The vacillating, petty-bourgeois character of the Independence League as seen, for instance, in its relation to the All-Parties Conference, has been noted above. It is important to notice also its relation to the existing mass movement. First of all, it should be mentioned that the League, which was constituted as an All-India body for the first time in November, 1928, with Mr. Srinivasa Iyengar as President and S.C. Bose and Jawarlal Nehru as joint secretaries, has the support of many prominent Congress workers, but has no mass membership at all. Secondly, it arises at a time when a big strike movement is taking place among Indian workers, when the Indian masses are beginning to enter the arena as an independent political factor and are throwing off their reliance on the leadership of the bourgeois nationalists and reformists, one side of this phenomenon being seen in the growing support given to the new class leadership of the Workers’ and Peasants’ Party. The Workers’ and Peasants’ Party has attempted in action to lead the struggles of the workers and peasants, it has formulated the demands of the masses for economic and political emancipation, it was the first organisation to rally strong popular support for the slogan of complete national independence.

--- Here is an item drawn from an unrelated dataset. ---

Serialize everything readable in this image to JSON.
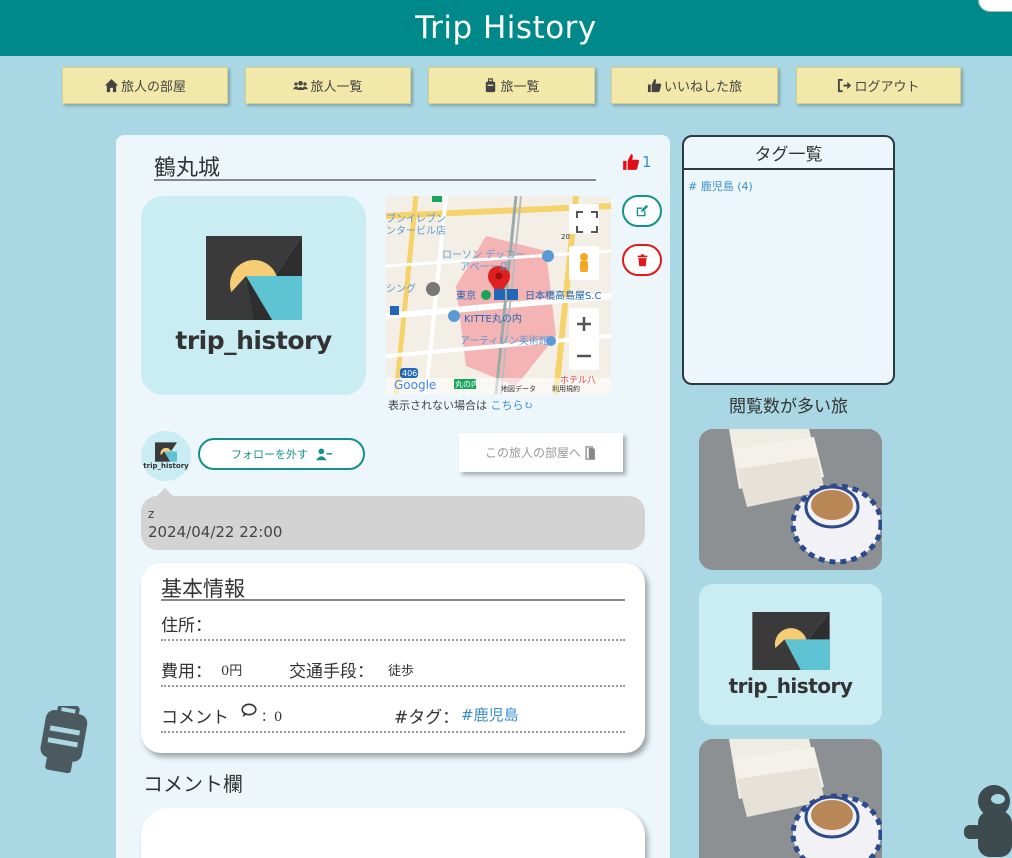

Under these circumstances, it is impossible not to see in the Independence for India League a challenge to the Workers’ and Peasants’ Party, an attempt to regain the ascendancy of the Nationalist bourgeoisie over the masses, which were in danger of escaping from bourgeois influence. It should be noted also that the leaders of the Independence League have never joined or supported the Workers’ and Peasants’ Party, and that such typical leaders as S.C. Bose have played a prominent part in liquidating strikes to the satisfaction of the employers.
Hence, a correct estimate of the new development of the situation in India must recognise not only the intensification of the fight against British imperialism but also the growth of the struggle between the Indian proletariat and the Indian bourgeoisie, a struggle in which the Indian proletariat not only comes into conflict with the Indian bourgeoisie in defence of its class interests, but also fights for hegemony in the national revolution as a whole. The immediate revolutionary tasks which must be accomplished by the Indian masses—the achievement of national emancipation, the destruction of feudalist bondage, the establishment of social and political rights for the workers and peasants—are all tasks of the bourgeois-democratic revolution. There are many stages yet before India can enter upon the socialist revolution. Nevertheless, the present tasks can only be carried out by a movement in which the leading role is played by the proletariat. Petty-bourgeois movements, such as that exemplified by the Independence League, start out with a great display of revolutionary fervour but quickly reveal themselves as tied to the interests of the national bourgeoisie, who will always submit to foreign imperialism when threatened by class revolution of the masses, and when the moment of action comes they collapse like the bubble of revolutionary Gandhism. Their part is played if they help to bring the masses into action. When they begin to hinder the development of revolutionary mass action, they are already a counter-revolutionary force.